*Aim of the task*.
Report the count of lines containing the word "What" in these records, with no other text.

*Extracted material*.
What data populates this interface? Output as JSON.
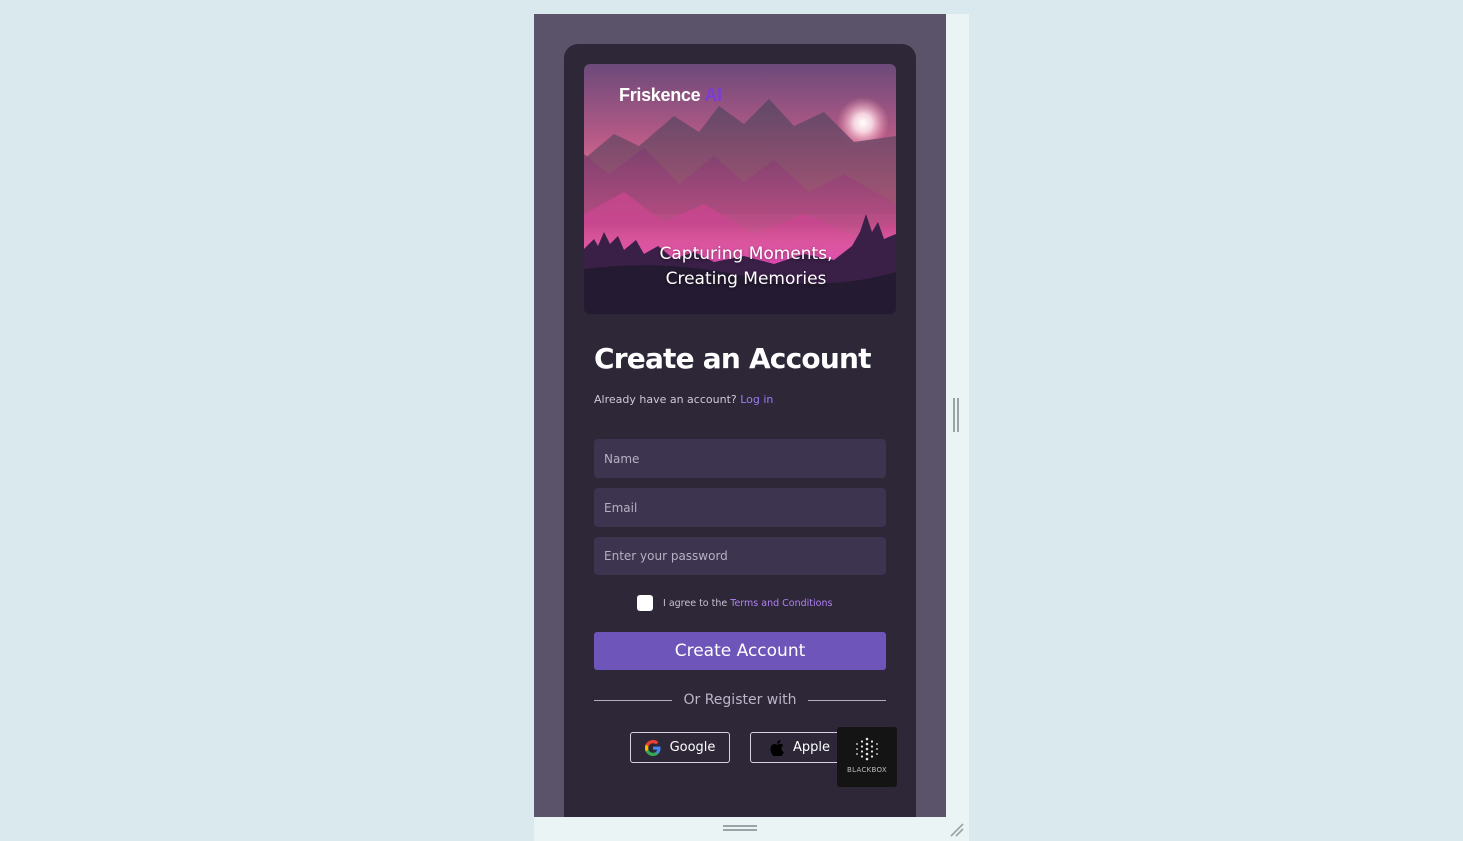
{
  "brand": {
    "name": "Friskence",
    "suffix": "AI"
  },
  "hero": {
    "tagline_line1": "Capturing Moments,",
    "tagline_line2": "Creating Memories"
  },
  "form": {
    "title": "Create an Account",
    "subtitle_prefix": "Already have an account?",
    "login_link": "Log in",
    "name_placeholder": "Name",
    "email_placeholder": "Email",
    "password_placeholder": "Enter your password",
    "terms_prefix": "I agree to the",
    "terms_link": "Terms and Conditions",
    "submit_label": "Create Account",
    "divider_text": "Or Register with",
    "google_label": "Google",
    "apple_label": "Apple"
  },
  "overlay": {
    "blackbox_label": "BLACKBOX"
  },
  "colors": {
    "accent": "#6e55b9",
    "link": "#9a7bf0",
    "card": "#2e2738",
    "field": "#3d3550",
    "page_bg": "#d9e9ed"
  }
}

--

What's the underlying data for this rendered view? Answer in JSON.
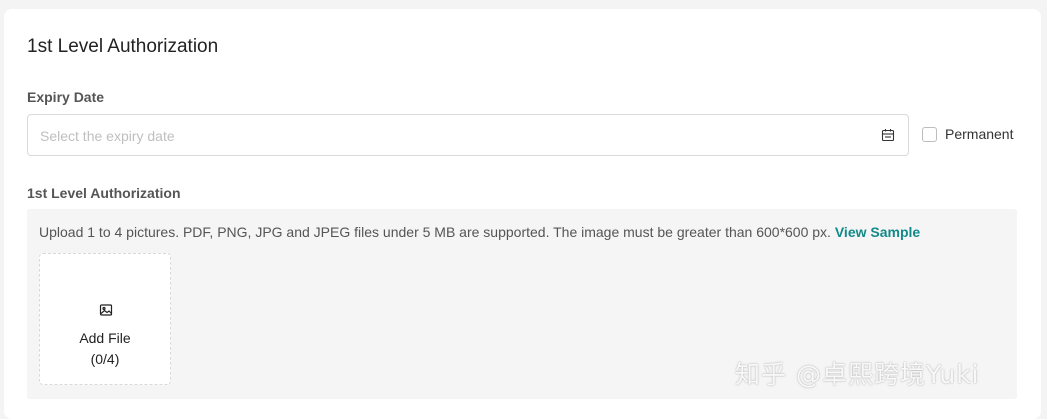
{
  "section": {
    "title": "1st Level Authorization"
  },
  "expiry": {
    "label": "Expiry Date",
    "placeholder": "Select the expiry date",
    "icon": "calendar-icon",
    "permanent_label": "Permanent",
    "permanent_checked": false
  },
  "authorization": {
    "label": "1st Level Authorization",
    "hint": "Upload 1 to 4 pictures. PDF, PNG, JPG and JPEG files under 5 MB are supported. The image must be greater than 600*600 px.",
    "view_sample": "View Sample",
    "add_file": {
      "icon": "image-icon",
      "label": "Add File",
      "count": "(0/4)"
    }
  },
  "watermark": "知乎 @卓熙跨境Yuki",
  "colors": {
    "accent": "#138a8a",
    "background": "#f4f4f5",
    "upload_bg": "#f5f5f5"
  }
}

*Exercise output*.
2